WORK ITEM
Only the lines that contain the string "name" belong in the answer; pull them from the records.

DATA
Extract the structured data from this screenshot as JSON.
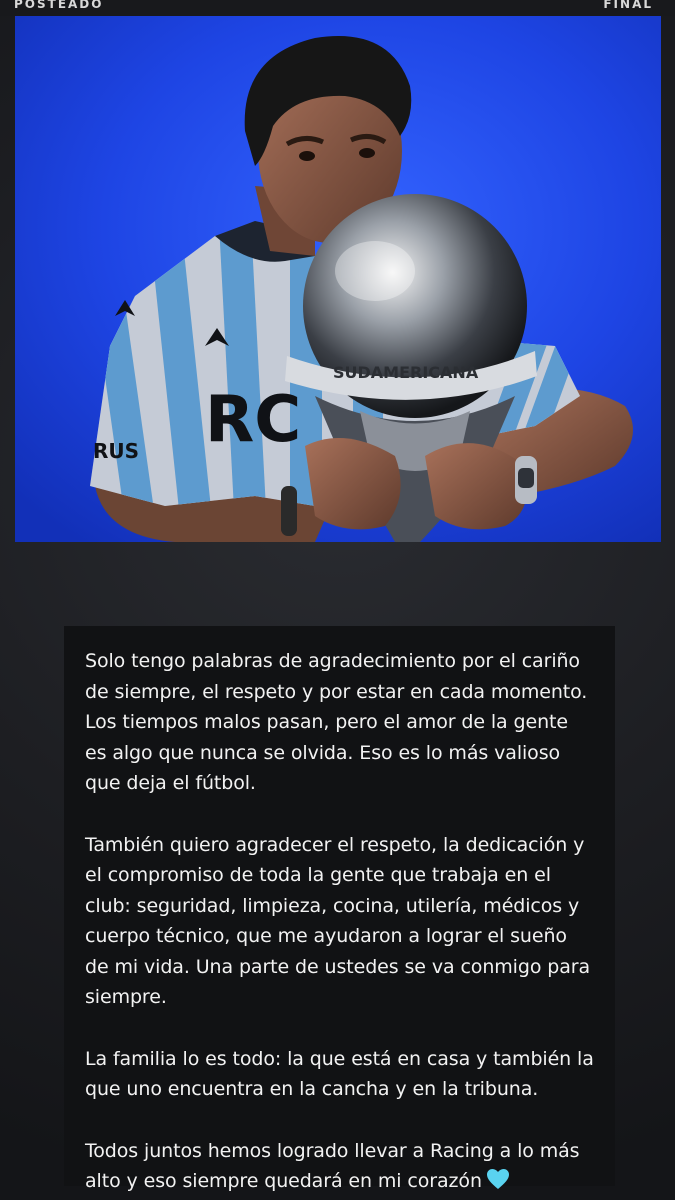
{
  "header": {
    "left_label": "POSTEADO",
    "right_label": "FINAL"
  },
  "photo": {
    "trophy_inscription": "SUDAMERICANA",
    "shirt_sponsor": "RUS",
    "shirt_text": "RC",
    "background_color": "#1f44e6"
  },
  "message": {
    "paragraphs": [
      "Solo tengo palabras de agradecimiento por el cariño de siempre, el respeto y por estar en cada momento. Los tiempos malos pasan, pero el amor de la gente es algo que nunca se olvida. Eso es lo más valioso que deja el fútbol.",
      "También quiero agradecer el respeto, la dedicación y el compromiso de toda la gente que trabaja en el club: seguridad, limpieza, cocina, utilería, médicos y cuerpo técnico, que me ayudaron a lograr el sueño de mi vida. Una parte de ustedes se va conmigo para siempre.",
      "La familia lo es todo: la que está en casa y también la que uno encuentra en la cancha y en la tribuna.",
      "Todos juntos hemos logrado llevar a Racing a lo más alto y eso siempre quedará en mi corazón"
    ],
    "heart_icon": "light-blue-heart-icon",
    "heart_color": "#5ad3f0"
  }
}
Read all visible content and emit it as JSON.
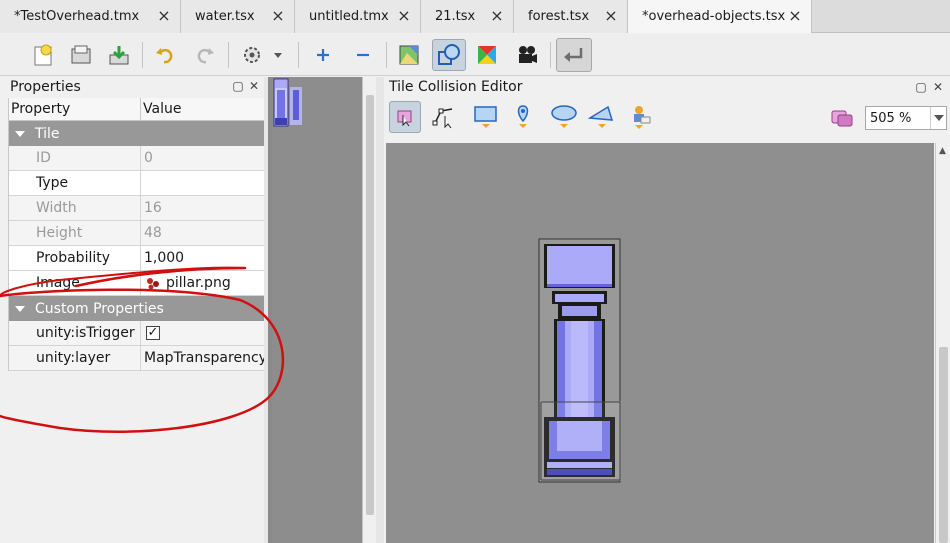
{
  "tabs": [
    {
      "label": "*TestOverhead.tmx",
      "active": false
    },
    {
      "label": "water.tsx",
      "active": false
    },
    {
      "label": "untitled.tmx",
      "active": false
    },
    {
      "label": "21.tsx",
      "active": false
    },
    {
      "label": "forest.tsx",
      "active": false
    },
    {
      "label": "*overhead-objects.tsx",
      "active": true
    }
  ],
  "tab_close_glyph": "×",
  "toolbar": {
    "icons": [
      "new-tileset-icon",
      "open-icon",
      "save-icon",
      "undo-icon",
      "redo-icon",
      "settings-icon",
      "add-icon",
      "remove-icon",
      "terrain-icon",
      "collision-icon",
      "wang-icon",
      "animation-icon",
      "back-icon"
    ]
  },
  "properties": {
    "title": "Properties",
    "header": {
      "property": "Property",
      "value": "Value"
    },
    "tile_group": {
      "label": "Tile",
      "rows": [
        {
          "name": "ID",
          "value": "0",
          "readonly": true
        },
        {
          "name": "Type",
          "value": "",
          "readonly": false
        },
        {
          "name": "Width",
          "value": "16",
          "readonly": true
        },
        {
          "name": "Height",
          "value": "48",
          "readonly": true
        },
        {
          "name": "Probability",
          "value": "1,000",
          "readonly": false
        },
        {
          "name": "Image",
          "value": "pillar.png",
          "readonly": false
        }
      ]
    },
    "custom_group": {
      "label": "Custom Properties",
      "rows": [
        {
          "name": "unity:isTrigger",
          "value": "✓",
          "type": "checkbox"
        },
        {
          "name": "unity:layer",
          "value": "MapTransparency",
          "type": "text"
        }
      ]
    }
  },
  "collision_editor": {
    "title": "Tile Collision Editor",
    "tools": [
      "select-objects-icon",
      "edit-polygons-icon",
      "rectangle-icon",
      "point-icon",
      "ellipse-icon",
      "polygon-icon",
      "template-icon"
    ],
    "zoom": "505 %"
  },
  "panel_buttons": {
    "float": "▢",
    "close": "✕"
  },
  "colors": {
    "tile_light": "#aaaaf8",
    "tile_mid": "#7373e6",
    "tile_dark": "#3f3fb4",
    "annotation": "#d20f0f",
    "group_bg": "#989898"
  }
}
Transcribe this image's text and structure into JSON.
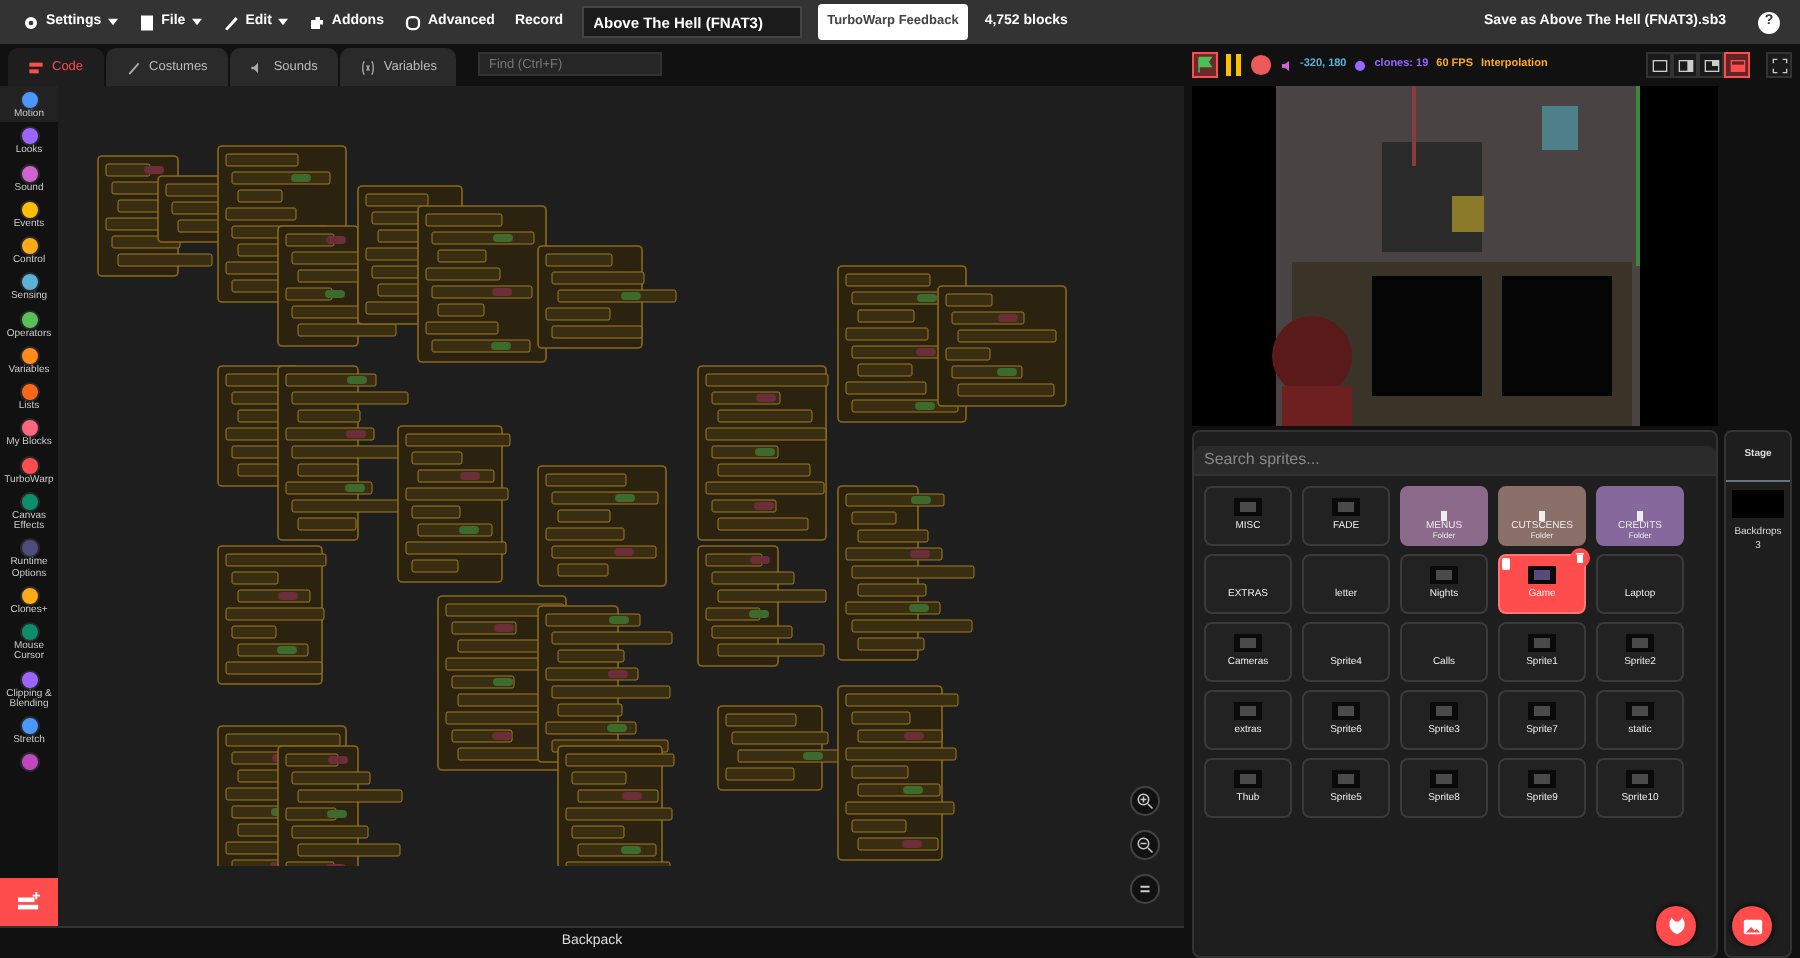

ANSWER TO THE EXERCISE
          "name": "ID",
          "name": "Type",
          "name": "Width",
          "name": "Height",
          "name": "Probability",
          "name": "Image",
          "name": "unity:isTrigger",
          "name": "unity:layer",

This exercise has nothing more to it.